(Items from an interface collection)
----------------------------------------

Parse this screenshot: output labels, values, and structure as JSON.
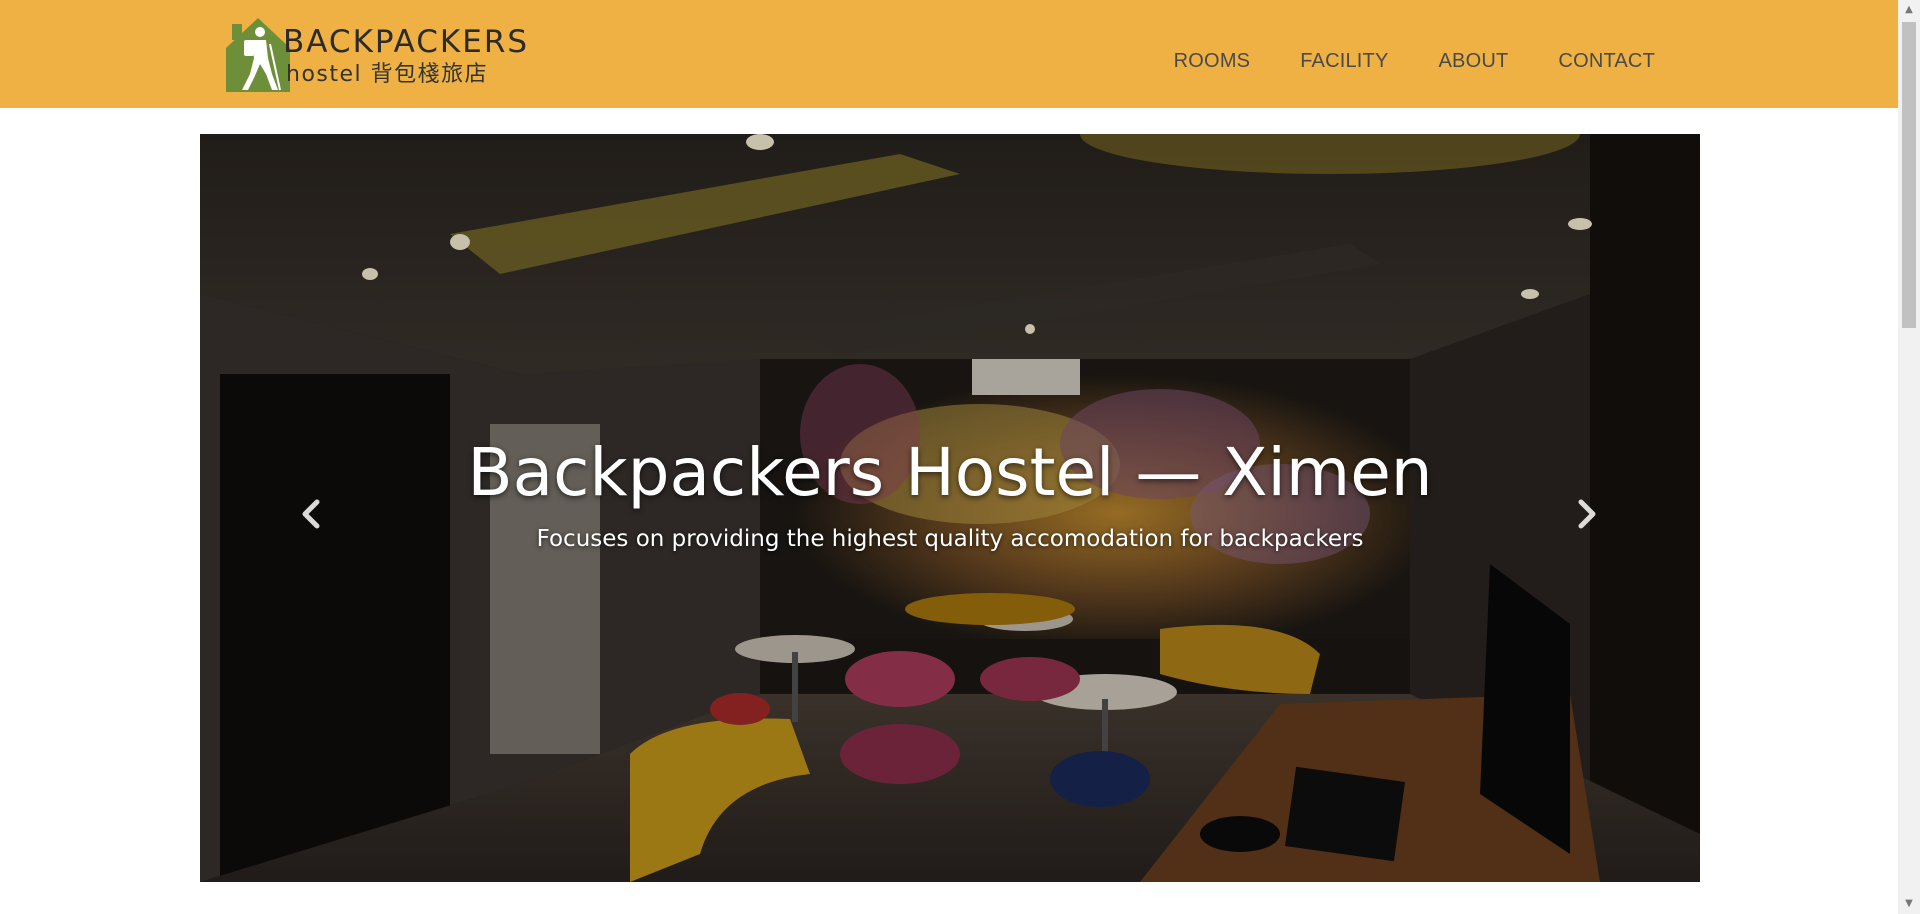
{
  "header": {
    "logo": {
      "title": "BACKPACKERS",
      "subtitle": "hostel 背包棧旅店"
    },
    "nav": [
      {
        "label": "ROOMS"
      },
      {
        "label": "FACILITY"
      },
      {
        "label": "ABOUT"
      },
      {
        "label": "CONTACT"
      }
    ],
    "background_color": "#efb143",
    "logo_green": "#6e8f3a"
  },
  "hero": {
    "title": "Backpackers Hostel — Ximen",
    "subtitle": "Focuses on providing the highest quality accomodation for backpackers",
    "prev_icon": "chevron-left-icon",
    "next_icon": "chevron-right-icon"
  },
  "scrollbar": {
    "up_icon": "▲",
    "down_icon": "▼"
  }
}
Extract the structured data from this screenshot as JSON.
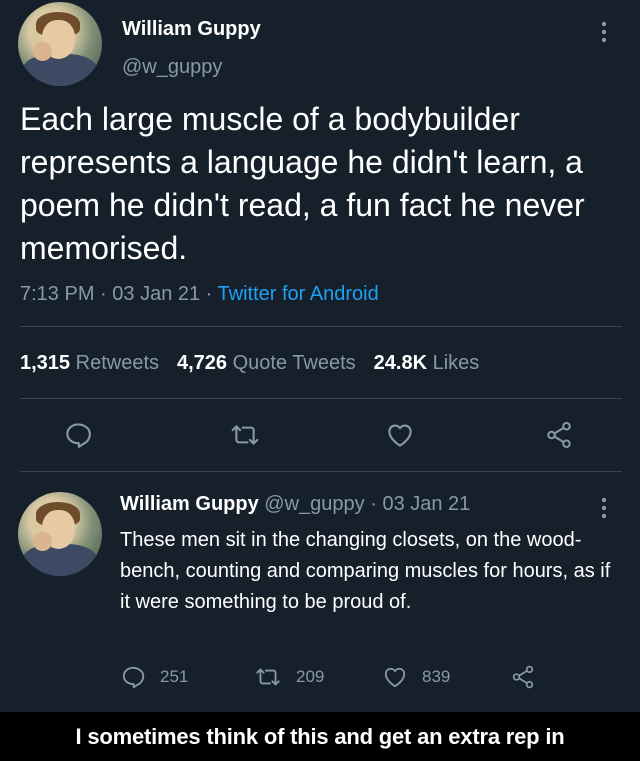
{
  "main_tweet": {
    "author_name": "William Guppy",
    "author_handle": "@w_guppy",
    "text": "Each large muscle of a bodybuilder represents a language he didn't learn, a poem he didn't read, a fun fact he never memorised.",
    "time": "7:13 PM",
    "date": "03 Jan 21",
    "separator": " · ",
    "source": "Twitter for Android",
    "retweets_count": "1,315",
    "retweets_label": "Retweets",
    "quote_count": "4,726",
    "quote_label": "Quote Tweets",
    "likes_count": "24.8K",
    "likes_label": "Likes",
    "icons": [
      "more-vertical-icon",
      "reply-icon",
      "retweet-icon",
      "like-icon",
      "share-icon"
    ]
  },
  "reply_tweet": {
    "author_name": "William Guppy",
    "author_handle": "@w_guppy",
    "separator": " · ",
    "date": "03 Jan 21",
    "text": "These men sit in the changing closets, on the wood-bench, counting and comparing muscles for hours, as if it were something to be proud of.",
    "reply_count": "251",
    "retweet_count": "209",
    "like_count": "839"
  },
  "caption": "I sometimes think of this and get an extra rep in",
  "colors": {
    "background": "#15202b",
    "text": "#ffffff",
    "muted": "#8899a6",
    "link": "#1da1f2",
    "divider": "#38444d",
    "caption_bar": "#000000"
  }
}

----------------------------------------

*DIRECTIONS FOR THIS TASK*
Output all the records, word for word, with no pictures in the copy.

*RESPONSE AREA*
Parse this screenshot: output labels, values, and structure as JSON.
{
  "header": {
    "logo": {
      "title": "BACKPACKERS",
      "subtitle": "hostel 背包棧旅店"
    },
    "nav": [
      {
        "label": "ROOMS"
      },
      {
        "label": "FACILITY"
      },
      {
        "label": "ABOUT"
      },
      {
        "label": "CONTACT"
      }
    ],
    "background_color": "#efb143",
    "logo_green": "#6e8f3a"
  },
  "hero": {
    "title": "Backpackers Hostel — Ximen",
    "subtitle": "Focuses on providing the highest quality accomodation for backpackers",
    "prev_icon": "chevron-left-icon",
    "next_icon": "chevron-right-icon"
  },
  "scrollbar": {
    "up_icon": "▲",
    "down_icon": "▼"
  }
}
Extract the structured data from this screenshot as JSON.
{
  "main_tweet": {
    "author_name": "William Guppy",
    "author_handle": "@w_guppy",
    "text": "Each large muscle of a bodybuilder represents a language he didn't learn, a poem he didn't read, a fun fact he never memorised.",
    "time": "7:13 PM",
    "date": "03 Jan 21",
    "separator": " · ",
    "source": "Twitter for Android",
    "retweets_count": "1,315",
    "retweets_label": "Retweets",
    "quote_count": "4,726",
    "quote_label": "Quote Tweets",
    "likes_count": "24.8K",
    "likes_label": "Likes",
    "icons": [
      "more-vertical-icon",
      "reply-icon",
      "retweet-icon",
      "like-icon",
      "share-icon"
    ]
  },
  "reply_tweet": {
    "author_name": "William Guppy",
    "author_handle": "@w_guppy",
    "separator": " · ",
    "date": "03 Jan 21",
    "text": "These men sit in the changing closets, on the wood-bench, counting and comparing muscles for hours, as if it were something to be proud of.",
    "reply_count": "251",
    "retweet_count": "209",
    "like_count": "839"
  },
  "caption": "I sometimes think of this and get an extra rep in",
  "colors": {
    "background": "#15202b",
    "text": "#ffffff",
    "muted": "#8899a6",
    "link": "#1da1f2",
    "divider": "#38444d",
    "caption_bar": "#000000"
  }
}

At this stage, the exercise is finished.